The focus of our current digitization process is on comics from the second half of the Cultural Revolution and immediately thereafter, the heyday of comic production in the xiaorenshu format which, throughout the 1980s, stayed largely resistant to alternative international models and assimilates very little from the internationalized comic worlds surrounding it.
By providing metadata not just on the contents and artists, but also on the artistic styles of these comics, our database has the purpose of making available Chinese comics as one important genre of Chinese popular culture which needs to be better understood both in terms of its artistic practices and its audience reception as a paradigmatic example for the making of Chinese popular culture which in spite or because of being propaganda art is both manufactured from above and appreciated from below.
Current, with external funding.
Evaluating an innovative image annotation tool
The project "HyperImage – Bildorientierte e-Science-Netzwerke", funded by the Federal Ministry of Education and Research (BMBF) 2006-2009, has been developed by teams at the Leuphana Universität Lüneburg and the Humboldt-Universität zu Berlin. HyperImage is an innovative tool that allows to link and annotate parts of images and to present the result online. The tool was tested by a number of Pilot projects at different German and Swiss Universities, who gave feedback to the programmers. As a result, a public version of HyperImage was developed which is now available as Open Source Software.
The HRA project "HyperEvaluation" exterted deliberative efforts to systematically evaluate the software and formulated a specific proposal about the strategic development of the tool for research use. An important outcome is the development and implementation of an interface to the easy-db software (e.g. used for the HeidICON image database), which allows to access material within the database from external systems, e.g. the HRA metadata framework.

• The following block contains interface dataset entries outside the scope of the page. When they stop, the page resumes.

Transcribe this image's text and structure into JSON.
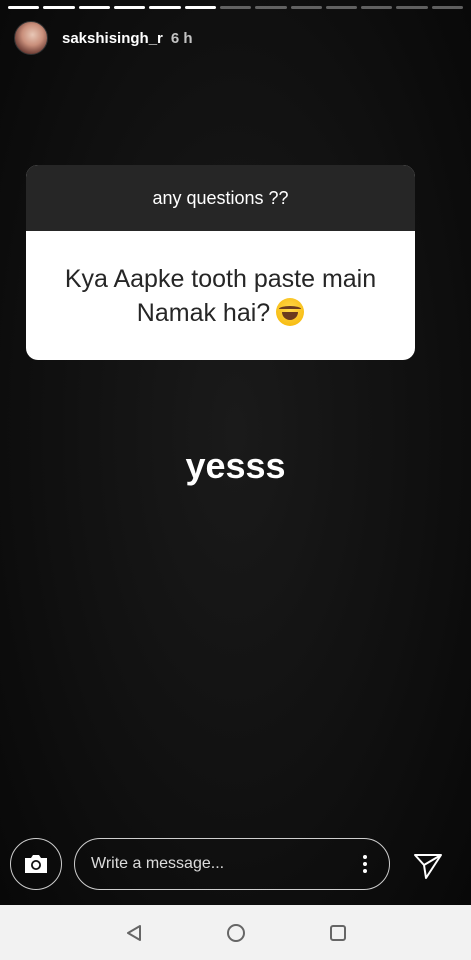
{
  "story": {
    "segments_total": 13,
    "segments_viewed": 6,
    "username": "sakshisingh_r",
    "time_ago": "6 h"
  },
  "question_sticker": {
    "prompt": "any questions ??",
    "question": "Kya Aapke tooth paste main Namak hai?",
    "emoji": "face-with-tears-of-joy"
  },
  "answer_text": "yesss",
  "reply_bar": {
    "placeholder": "Write a message..."
  },
  "icons": {
    "camera": "camera-icon",
    "more": "more-vertical-icon",
    "send": "send-icon",
    "nav_back": "back-triangle-icon",
    "nav_home": "home-circle-icon",
    "nav_recents": "recents-square-icon"
  }
}
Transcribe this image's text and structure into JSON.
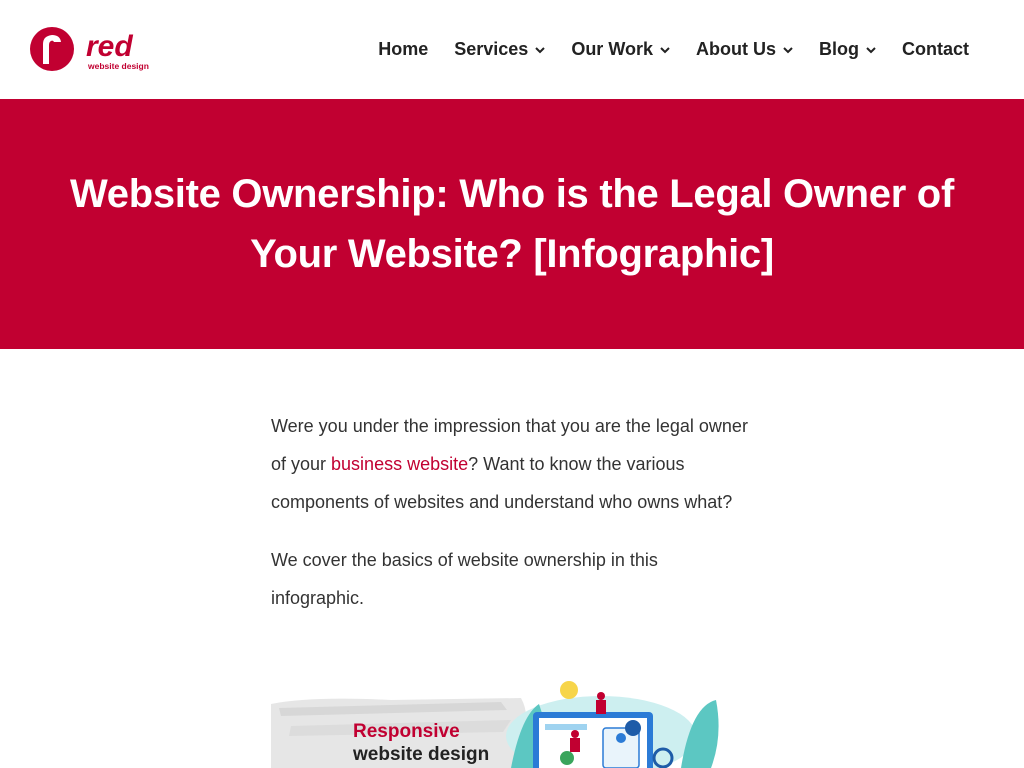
{
  "brand": {
    "name": "red",
    "tagline": "website design",
    "color": "#c10031"
  },
  "nav": {
    "items": [
      {
        "label": "Home",
        "has_dropdown": false
      },
      {
        "label": "Services",
        "has_dropdown": true
      },
      {
        "label": "Our Work",
        "has_dropdown": true
      },
      {
        "label": "About Us",
        "has_dropdown": true
      },
      {
        "label": "Blog",
        "has_dropdown": true
      },
      {
        "label": "Contact",
        "has_dropdown": false
      }
    ]
  },
  "hero": {
    "title": "Website Ownership: Who is the Legal Owner of Your Website? [Infographic]"
  },
  "content": {
    "p1_before": "Were you under the impression that you are the legal owner of your ",
    "p1_link": "business website",
    "p1_after": "? Want to know the various components of websites and understand who owns what?",
    "p2": "We cover the basics of website ownership in this infographic."
  },
  "infographic": {
    "line1": "Responsive",
    "line2": "website design"
  }
}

Originally designed as a software-development-project GeoTWAIN grew to become a combination of research, software-development and interdisciplinary teaching in order to maximise sustainability of the GeoTWAIN-project.
In our research cluster on transculturality many projects deal with georeferenced data. Our tool GeoTwain works on visualisation techniques for such data. It is the aim of GeoTwain to provide easy visualization of 4-D-information based on Google Earth and to grasp spatial relationships embedded in historical evidence to analyse, recombine and disaggregate geo-referenced historical data without having to use more specialized and highly complex GIS Tools. Envisioned visualization with GeoTwain allows for fast and efficient assessment of georeferencing’s analytical potential in any given case; it also allows the user to carefully weigh further investments in data enrichment in relation to expected findings. Both the development and application of GeoTwain are embedded in our broader research environment infrastructure, the Heidelberg Research Architecture (HRA).
HRA10 Turkology Annual Online
"Turkologischer Anzeiger" / Turkology Annual Online
The “Turkologischer Anzeiger/Turkology Annual” (TA), founded by Andreas Tietze (†) and György Hazai, is an indispensable systematic bibliography for Turkology and Ottoman Studies. Experts from all over the world contribute to its compilation, which is funded by several institutions including the UNESCO. The volumes edited by the Department of Oriental Studies of the University of Vienna have until now only appeared in printed form.
The project digitized the first 26 published volumes at the Cluster's MediaLab and produced quality fulltext-versions using the Abbyy FineReaderTM software. Team members from the Department of Computational Linguistics analysed and parsed the data into a database. Finally, a web-site was established to provide an online "re-published" version of the resource with new and efficient search functionality. It is planned to add the entries of volume 27-28 (2010), which was published after the project started.